I saw an ad on Facebook a while ago that asked a simple question: "When was the last time you relaxed?" I don't remember what product or service the ad was touting, but I thought it did pose an interesting question.

It isn't easy for me to relax, and it never has been. My mind often races as I think about things I 'should' do or need to do. Although I am retired, I often don't feel relaxed. There is always a list of chores to be done, whether mowing the grass, raking leaves, waiting for a service person, making repeated phone calls to deal with a problem, needing to schedule an inspection, or something.

But on a recent trip to Africa on safari, I actually did feel relaxed. Much of the time I had no cell phone service, no Internet and no Wi-Fi. There were no televisions or radios in the tented camps where I stayed, and I never saw a newspaper. Surprisingly, after an initial period of adjustment, I really enjoyed being disconnected from society. I admit to feeling a bit stressed when an ATM in Kenya ate my debit card, but even then I kept repeating my new mantra, "It is what it is."

I used this phrase numerous times throughout the trip as I adjusted my western way of thinking to the slower pace of African life. I was powerless to change the way things were done, so I figured I might as well just accept it and go with the flow. It is, after all, what it is. Many of the tented camps where I stayed got their electricity from generators or from solar energy. As a result, electricity was only available for certain hours of the day, typically early in the morning and then again from late afternoon until midnight. Because there was nothing to do in my tent after dinner, and the lights were too dim to permit reading, I got in the habit of going to bed early and arising when the sun came up. This, I realized, put me in tune with the natural cycle of things. This wasn't a bad way to live, I decided.
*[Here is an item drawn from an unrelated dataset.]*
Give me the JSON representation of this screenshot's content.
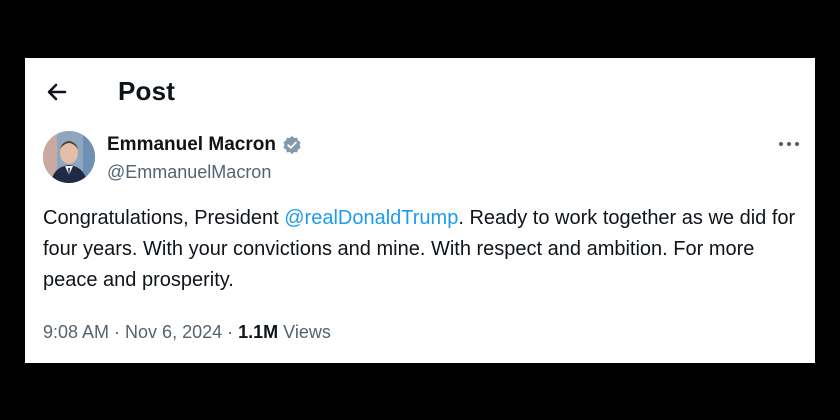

Some of the roads were horribly bumpy and rutted, but my traveling partner and I simply said "It is what it is." It was the price we had to pay for getting to experience Africa 'in the bush' and see so many amazing wild animals up close. I know we were both really tired of being accosted by swarms of Maasai villagers every time our vehicle stopped for fuel or a park permit as the people thrust their arms through the windows and tried to get us to buy their jewelry. But "it is what it is." They are a poor people, and they were simply trying to get some rich Americans (in their eyes) to buy some jewelry from them.

I decided "It is what it is" is a pretty good attitude to have when dealing with things over which I have no control, especially when visiting a foreign culture where things may not move at the pace to which we Americans are accustomed.

So I shall try to slow down, relax and not stress over things so much. After all, "It is what it is."